    • Gentianaceæ—Gentian family. Over 700 species in 70 genera, all bitter herbs, with opposite leaves, quite without teeth and beautiful, sometimes fringed, always regular flowers. In this and related families the stamens are of the same number as the lobes of the corolla, and always alternate with them. Gentian and sea or marsh pinks are our best-known native representatives, while some related plants are medicinal.

    There are many other families in this part of the scheme of plant classification that have minor differences among themselves, but agree pretty generally in the number and position of their stamens, their superior ovary, and, on the whole, in the regular flower. Irregular and regular flowers may be recognized at once by cutting them lengthwise through the middle. In regular flowers there would be as much on one side as on the other of the dividing line, and in irregular ones quite obviously more on one side than the other. The character of all the genera in a family having irregular flowers begins to occur here with greater and sometimes exclusive frequency. In the mint family, or Lamiaceæ, nearly all of its 160 genera and over 3,000 species have two-lipped or irregular flowers. The garden salvia well illustrates the type.
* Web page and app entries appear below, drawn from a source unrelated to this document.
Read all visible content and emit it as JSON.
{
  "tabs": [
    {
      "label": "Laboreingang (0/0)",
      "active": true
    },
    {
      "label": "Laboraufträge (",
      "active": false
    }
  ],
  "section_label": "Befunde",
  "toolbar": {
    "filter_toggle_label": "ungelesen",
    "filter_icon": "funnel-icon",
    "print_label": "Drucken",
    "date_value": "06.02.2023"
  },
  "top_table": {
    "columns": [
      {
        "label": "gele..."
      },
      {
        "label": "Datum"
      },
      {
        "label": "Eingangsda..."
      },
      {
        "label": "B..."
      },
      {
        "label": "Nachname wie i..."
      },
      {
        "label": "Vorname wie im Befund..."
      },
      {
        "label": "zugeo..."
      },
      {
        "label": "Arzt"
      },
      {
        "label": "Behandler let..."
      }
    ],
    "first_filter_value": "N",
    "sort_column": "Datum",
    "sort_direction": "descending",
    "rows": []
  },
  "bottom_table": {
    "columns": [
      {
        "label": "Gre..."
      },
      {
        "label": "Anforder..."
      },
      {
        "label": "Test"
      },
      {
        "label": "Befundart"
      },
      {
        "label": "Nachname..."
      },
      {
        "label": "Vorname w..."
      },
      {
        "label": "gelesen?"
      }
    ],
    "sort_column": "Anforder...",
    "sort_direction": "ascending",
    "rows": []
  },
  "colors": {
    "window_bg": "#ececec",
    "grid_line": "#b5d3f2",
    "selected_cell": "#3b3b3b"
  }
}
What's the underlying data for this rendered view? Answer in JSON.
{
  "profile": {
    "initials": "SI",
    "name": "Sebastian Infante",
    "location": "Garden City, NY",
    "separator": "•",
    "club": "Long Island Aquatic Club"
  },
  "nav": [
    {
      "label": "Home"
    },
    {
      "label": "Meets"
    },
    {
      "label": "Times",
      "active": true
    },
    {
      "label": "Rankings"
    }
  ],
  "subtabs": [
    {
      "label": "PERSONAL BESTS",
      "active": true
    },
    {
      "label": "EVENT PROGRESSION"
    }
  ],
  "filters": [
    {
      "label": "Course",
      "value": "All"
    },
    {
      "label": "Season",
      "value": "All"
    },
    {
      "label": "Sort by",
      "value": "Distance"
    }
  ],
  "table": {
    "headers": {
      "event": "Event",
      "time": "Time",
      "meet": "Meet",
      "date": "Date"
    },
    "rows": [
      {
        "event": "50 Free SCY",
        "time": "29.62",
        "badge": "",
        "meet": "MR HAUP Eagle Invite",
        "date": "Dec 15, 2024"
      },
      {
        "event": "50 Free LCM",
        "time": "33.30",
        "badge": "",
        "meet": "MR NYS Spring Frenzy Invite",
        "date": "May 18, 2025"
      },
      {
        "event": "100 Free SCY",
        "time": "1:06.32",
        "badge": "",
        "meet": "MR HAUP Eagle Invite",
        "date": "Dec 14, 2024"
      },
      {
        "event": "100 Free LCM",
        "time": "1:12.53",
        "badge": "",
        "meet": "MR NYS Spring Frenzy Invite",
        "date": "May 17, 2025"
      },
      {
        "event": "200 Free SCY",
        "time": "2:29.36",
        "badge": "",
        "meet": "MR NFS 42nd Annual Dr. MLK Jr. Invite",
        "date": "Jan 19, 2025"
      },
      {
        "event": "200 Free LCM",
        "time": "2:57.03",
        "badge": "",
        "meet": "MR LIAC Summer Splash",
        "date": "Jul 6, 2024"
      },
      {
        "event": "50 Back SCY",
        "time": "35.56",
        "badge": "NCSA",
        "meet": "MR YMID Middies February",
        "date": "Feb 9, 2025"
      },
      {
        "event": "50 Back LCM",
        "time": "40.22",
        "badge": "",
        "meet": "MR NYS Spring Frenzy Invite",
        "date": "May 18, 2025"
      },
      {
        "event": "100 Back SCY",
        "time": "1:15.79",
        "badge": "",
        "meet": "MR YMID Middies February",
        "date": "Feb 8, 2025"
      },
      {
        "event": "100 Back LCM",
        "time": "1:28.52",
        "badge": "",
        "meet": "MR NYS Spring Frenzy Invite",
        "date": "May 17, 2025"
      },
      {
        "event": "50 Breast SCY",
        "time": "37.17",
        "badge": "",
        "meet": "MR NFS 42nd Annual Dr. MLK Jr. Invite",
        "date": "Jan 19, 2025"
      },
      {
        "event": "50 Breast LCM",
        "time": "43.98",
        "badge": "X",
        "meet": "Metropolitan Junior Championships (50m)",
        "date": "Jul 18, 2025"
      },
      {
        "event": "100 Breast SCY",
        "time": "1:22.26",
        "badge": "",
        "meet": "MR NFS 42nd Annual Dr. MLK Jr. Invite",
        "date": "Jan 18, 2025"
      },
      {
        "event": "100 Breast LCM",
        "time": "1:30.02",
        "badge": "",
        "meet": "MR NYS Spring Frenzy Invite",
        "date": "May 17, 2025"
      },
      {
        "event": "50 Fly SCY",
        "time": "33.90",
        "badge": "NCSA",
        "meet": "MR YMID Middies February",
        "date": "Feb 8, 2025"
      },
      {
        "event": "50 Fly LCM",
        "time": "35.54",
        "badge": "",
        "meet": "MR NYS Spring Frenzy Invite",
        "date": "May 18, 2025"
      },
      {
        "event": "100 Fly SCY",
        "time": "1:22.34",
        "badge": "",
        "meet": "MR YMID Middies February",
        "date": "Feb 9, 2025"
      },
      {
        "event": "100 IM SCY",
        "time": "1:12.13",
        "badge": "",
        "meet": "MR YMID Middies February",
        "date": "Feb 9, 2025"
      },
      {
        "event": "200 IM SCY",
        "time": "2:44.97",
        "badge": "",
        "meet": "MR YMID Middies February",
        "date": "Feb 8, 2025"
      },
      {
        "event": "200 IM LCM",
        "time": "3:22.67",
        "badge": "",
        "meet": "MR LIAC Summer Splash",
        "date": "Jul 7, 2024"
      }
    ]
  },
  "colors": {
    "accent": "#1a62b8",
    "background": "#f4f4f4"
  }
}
    Practically all that has been said in the first chapter relates to what plants are, their organs, or what we may call the architecture or plan of their framework. But what they do with this elaborate structure is as important as what we do with a house that may contain every modern improvement but is never a home until these things have been put to use. One of the chief concerns of any architect is to see to it that the house has as much sunshine by day and as attractive illumination by night as possible. Nature, that greatest of all architects, also sees to it that plants get the utmost necessary sunlight, but for a much more important reason than the mere attractiveness of sunshine, be that ever so beautiful. For light, the life-giver of all green things, is so absolutely essential to plants that experiments to grow them in the dark have always failed, and many gardeners now use electric light in greenhouses in order to prolong the short daylight of winter. It is the lack of light that makes celery blanch.

    Plants grown in the house inevitably turn toward the windows, even plants growing against a wall turn their leaves away from it—nowhere can one find living green things that do not find the light as surely and persistently as men try to get their food or their mates. Many examples of this could be given and must have been noticed by everyone.